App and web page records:
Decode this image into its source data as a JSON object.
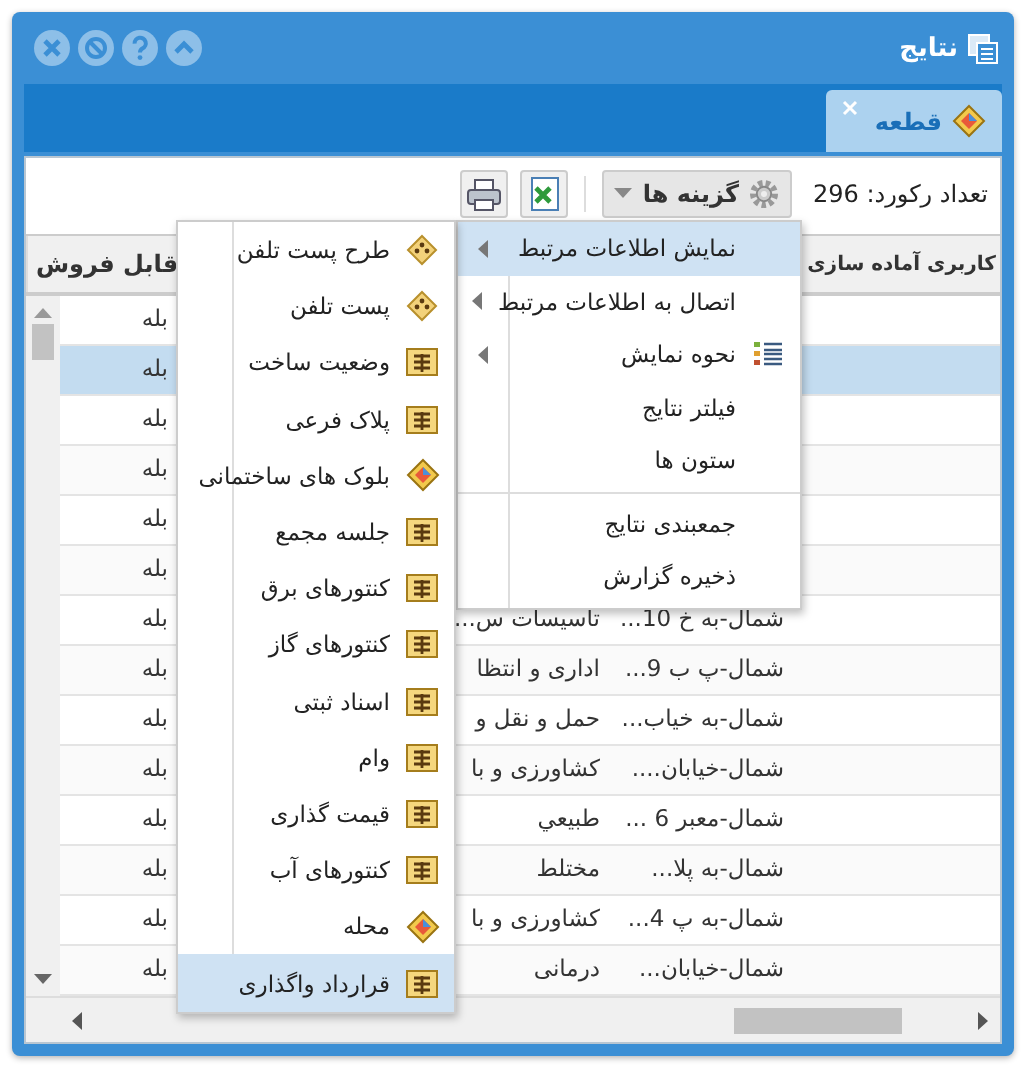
{
  "window": {
    "title": "نتایج"
  },
  "tabs": [
    {
      "label": "قطعه",
      "selected": true
    }
  ],
  "toolbar": {
    "record_count": "تعداد رکورد: 296",
    "options_button": "گزینه ها"
  },
  "table": {
    "columns": [
      "کاربری آماده سازی",
      "قابل فروش"
    ],
    "rows": [
      {
        "selected": false,
        "saleable": "بله"
      },
      {
        "selected": true,
        "saleable": "بله"
      },
      {
        "selected": false,
        "saleable": "بله"
      },
      {
        "selected": false,
        "saleable": "بله"
      },
      {
        "selected": false,
        "saleable": "بله"
      },
      {
        "selected": false,
        "saleable": "بله"
      },
      {
        "selected": false,
        "address": "شمال-به خ 10...",
        "usage": "تاسیسات س...",
        "saleable": "بله"
      },
      {
        "selected": false,
        "address": "شمال-پ ب 9...",
        "usage": "اداری و انتظا",
        "saleable": "بله"
      },
      {
        "selected": false,
        "address": "شمال-به خیاب...",
        "usage": "حمل و نقل و",
        "saleable": "بله"
      },
      {
        "selected": false,
        "address": "شمال-خیابان....",
        "usage": "کشاورزی و با",
        "saleable": "بله"
      },
      {
        "selected": false,
        "address": "شمال-معبر 6 ...",
        "usage": "طبیعي",
        "saleable": "بله"
      },
      {
        "selected": false,
        "address": "شمال-به پلا...",
        "usage": "مختلط",
        "saleable": "بله"
      },
      {
        "selected": false,
        "address": "شمال-به پ 4...",
        "usage": "کشاورزی و با",
        "saleable": "بله"
      },
      {
        "selected": false,
        "address": "شمال-خیابان...",
        "usage": "درمانی",
        "saleable": "بله"
      }
    ]
  },
  "options_menu": [
    {
      "kind": "plain",
      "label": "نمایش اطلاعات مرتبط",
      "selected": true,
      "submenu": true
    },
    {
      "kind": "plain",
      "label": "اتصال به اطلاعات مرتبط",
      "selected": false,
      "submenu": true
    },
    {
      "kind": "list",
      "label": "نحوه نمایش",
      "selected": false,
      "submenu": true
    },
    {
      "kind": "plain",
      "label": "فیلتر نتایج",
      "selected": false,
      "submenu": false
    },
    {
      "kind": "plain",
      "label": "ستون ها",
      "selected": false,
      "submenu": false
    },
    {
      "kind": "separator"
    },
    {
      "kind": "plain",
      "label": "جمعبندی نتایج",
      "selected": false,
      "submenu": false
    },
    {
      "kind": "plain",
      "label": "ذخیره گزارش",
      "selected": false,
      "submenu": false
    }
  ],
  "related_menu": [
    {
      "kind": "dots",
      "label": "طرح پست تلفن",
      "selected": false
    },
    {
      "kind": "dots",
      "label": "پست تلفن",
      "selected": false
    },
    {
      "kind": "table",
      "label": "وضعیت ساخت",
      "selected": false
    },
    {
      "kind": "table",
      "label": "پلاک فرعی",
      "selected": false
    },
    {
      "kind": "diamond",
      "label": "بلوک های ساختمانی",
      "selected": false
    },
    {
      "kind": "table",
      "label": "جلسه مجمع",
      "selected": false
    },
    {
      "kind": "table",
      "label": "کنتورهای برق",
      "selected": false
    },
    {
      "kind": "table",
      "label": "کنتورهای گاز",
      "selected": false
    },
    {
      "kind": "table",
      "label": "اسناد ثبتی",
      "selected": false
    },
    {
      "kind": "table",
      "label": "وام",
      "selected": false
    },
    {
      "kind": "table",
      "label": "قیمت گذاری",
      "selected": false
    },
    {
      "kind": "table",
      "label": "کنتورهای آب",
      "selected": false
    },
    {
      "kind": "diamond",
      "label": "محله",
      "selected": false
    },
    {
      "kind": "table",
      "label": "قرارداد واگذاری",
      "selected": true
    }
  ]
}
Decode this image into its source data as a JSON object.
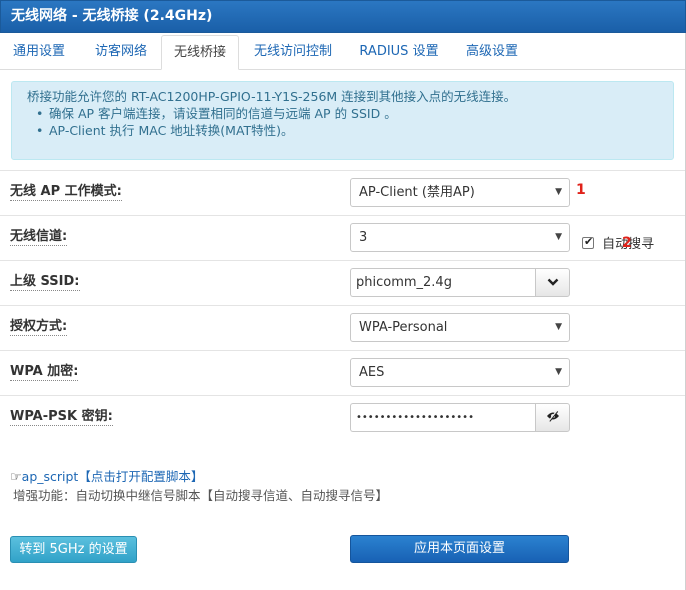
{
  "window": {
    "title": "无线网络 - 无线桥接 (2.4GHz)"
  },
  "tabs": [
    {
      "label": "通用设置",
      "active": false
    },
    {
      "label": "访客网络",
      "active": false
    },
    {
      "label": "无线桥接",
      "active": true
    },
    {
      "label": "无线访问控制",
      "active": false
    },
    {
      "label": "RADIUS 设置",
      "active": false
    },
    {
      "label": "高级设置",
      "active": false
    }
  ],
  "info": {
    "intro": "桥接功能允许您的 RT-AC1200HP-GPIO-11-Y1S-256M 连接到其他接入点的无线连接。",
    "bullets": [
      "确保 AP 客户端连接，请设置相同的信道与远端 AP 的 SSID 。",
      "AP-Client 执行 MAC 地址转换(MAT特性)。"
    ]
  },
  "form": {
    "ap_mode": {
      "label": "无线 AP 工作模式:",
      "value": "AP-Client (禁用AP)",
      "marker": "1"
    },
    "channel": {
      "label": "无线信道:",
      "value": "3",
      "auto_scan_label": "自动搜寻",
      "auto_scan_checked": true,
      "marker": "2"
    },
    "ssid": {
      "label": "上级 SSID:",
      "value": "phicomm_2.4g"
    },
    "auth": {
      "label": "授权方式:",
      "value": "WPA-Personal"
    },
    "wpa_encrypt": {
      "label": "WPA 加密:",
      "value": "AES"
    },
    "psk": {
      "label": "WPA-PSK 密钥:",
      "value": "••••••••••••••••••••"
    }
  },
  "script": {
    "link_text": "ap_script【点击打开配置脚本】",
    "description": "增强功能：自动切换中继信号脚本【自动搜寻信道、自动搜寻信号】"
  },
  "buttons": {
    "switch_5g": "转到 5GHz 的设置",
    "apply": "应用本页面设置"
  },
  "icons": {
    "hand": "pointing-hand-icon",
    "caret": "caret-down-icon",
    "chevron": "chevron-down-icon",
    "eye": "eye-slash-icon"
  }
}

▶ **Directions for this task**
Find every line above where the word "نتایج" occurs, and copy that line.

▶ **Expected answer**
    "title": "نتایج"
      "label": "فیلتر نتایج",
      "label": "جمعبندی نتایج",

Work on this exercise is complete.